# WHAT IS REQUIRED:
The records below are to be written out exactly, with every picture omitted.

# EXTRACTED ENTRIES:
____________

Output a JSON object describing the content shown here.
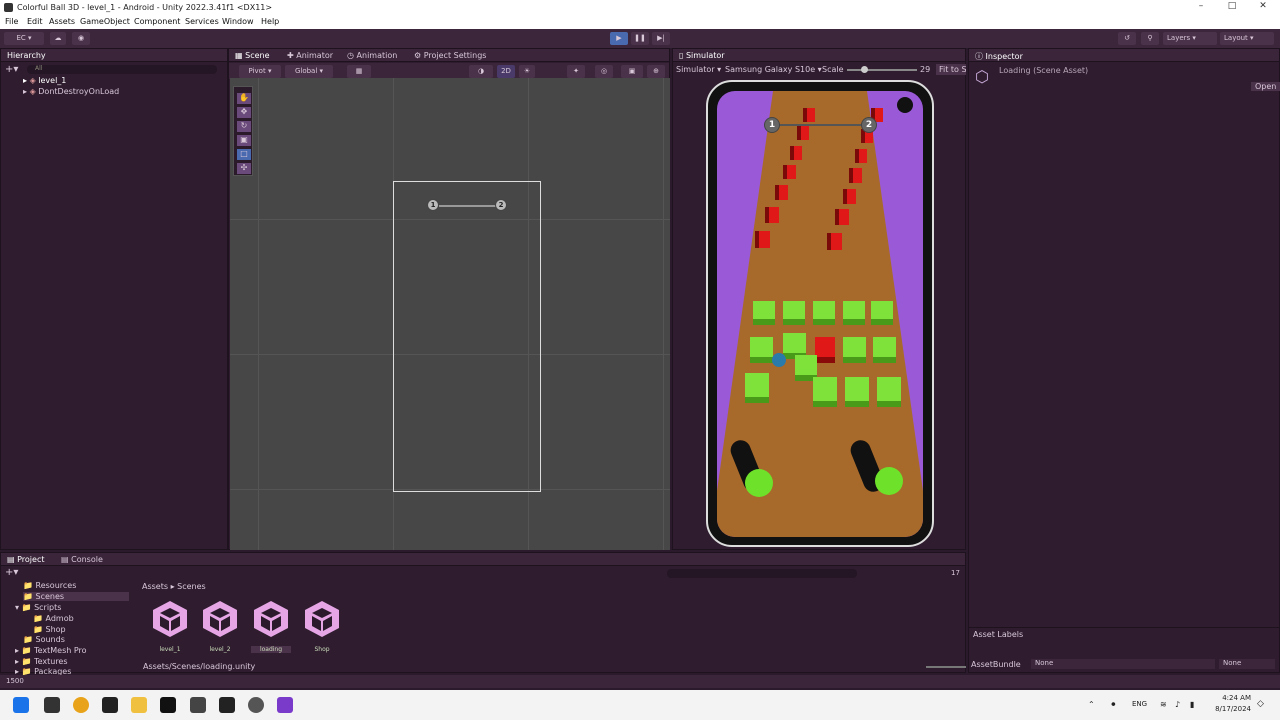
{
  "window": {
    "title": "Colorful Ball 3D - level_1 - Android - Unity 2022.3.41f1 <DX11>"
  },
  "menu": [
    "File",
    "Edit",
    "Assets",
    "GameObject",
    "Component",
    "Services",
    "Window",
    "Help"
  ],
  "toolbar": {
    "account": "EC",
    "layers": "Layers",
    "layout": "Layout"
  },
  "hierarchy": {
    "tab": "Hierarchy",
    "search_placeholder": "All",
    "items": [
      "level_1",
      "DontDestroyOnLoad"
    ]
  },
  "scene": {
    "tabs": [
      "Scene",
      "Animator",
      "Animation",
      "Project Settings"
    ],
    "pivot": "Pivot",
    "global": "Global",
    "mode2d": "2D",
    "node1": "1",
    "node2": "2"
  },
  "simulator": {
    "tab": "Simulator",
    "mode": "Simulator",
    "device": "Samsung Galaxy S10e",
    "scale_label": "Scale",
    "scale_value": "29",
    "fit": "Fit to S"
  },
  "inspector": {
    "tab": "Inspector",
    "title": "Loading (Scene Asset)",
    "open": "Open",
    "asset_labels": "Asset Labels",
    "asset_bundle": "AssetBundle",
    "bundle_value": "None",
    "variant_value": "None"
  },
  "project": {
    "tabs": [
      "Project",
      "Console"
    ],
    "tree": [
      "Resources",
      "Scenes",
      "Scripts",
      "Admob",
      "Shop",
      "Sounds",
      "TextMesh Pro",
      "Textures",
      "Packages"
    ],
    "breadcrumb": [
      "Assets",
      "Scenes"
    ],
    "assets": [
      "level_1",
      "level_2",
      "loading",
      "Shop"
    ],
    "path": "Assets/Scenes/loading.unity",
    "count": "17"
  },
  "status": {
    "text": "1500"
  },
  "taskbar": {
    "lang": "ENG",
    "time": "4:24 AM",
    "date": "8/17/2024"
  }
}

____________

# EXERCISE RESPONSE:
Output a JSON object describing the content shown here.
{
  "window": {
    "title": "Colorful Ball 3D - level_1 - Android - Unity 2022.3.41f1 <DX11>"
  },
  "menu": [
    "File",
    "Edit",
    "Assets",
    "GameObject",
    "Component",
    "Services",
    "Window",
    "Help"
  ],
  "toolbar": {
    "account": "EC",
    "layers": "Layers",
    "layout": "Layout"
  },
  "hierarchy": {
    "tab": "Hierarchy",
    "search_placeholder": "All",
    "items": [
      "level_1",
      "DontDestroyOnLoad"
    ]
  },
  "scene": {
    "tabs": [
      "Scene",
      "Animator",
      "Animation",
      "Project Settings"
    ],
    "pivot": "Pivot",
    "global": "Global",
    "mode2d": "2D",
    "node1": "1",
    "node2": "2"
  },
  "simulator": {
    "tab": "Simulator",
    "mode": "Simulator",
    "device": "Samsung Galaxy S10e",
    "scale_label": "Scale",
    "scale_value": "29",
    "fit": "Fit to S"
  },
  "inspector": {
    "tab": "Inspector",
    "title": "Loading (Scene Asset)",
    "open": "Open",
    "asset_labels": "Asset Labels",
    "asset_bundle": "AssetBundle",
    "bundle_value": "None",
    "variant_value": "None"
  },
  "project": {
    "tabs": [
      "Project",
      "Console"
    ],
    "tree": [
      "Resources",
      "Scenes",
      "Scripts",
      "Admob",
      "Shop",
      "Sounds",
      "TextMesh Pro",
      "Textures",
      "Packages"
    ],
    "breadcrumb": [
      "Assets",
      "Scenes"
    ],
    "assets": [
      "level_1",
      "level_2",
      "loading",
      "Shop"
    ],
    "path": "Assets/Scenes/loading.unity",
    "count": "17"
  },
  "status": {
    "text": "1500"
  },
  "taskbar": {
    "lang": "ENG",
    "time": "4:24 AM",
    "date": "8/17/2024"
  }
}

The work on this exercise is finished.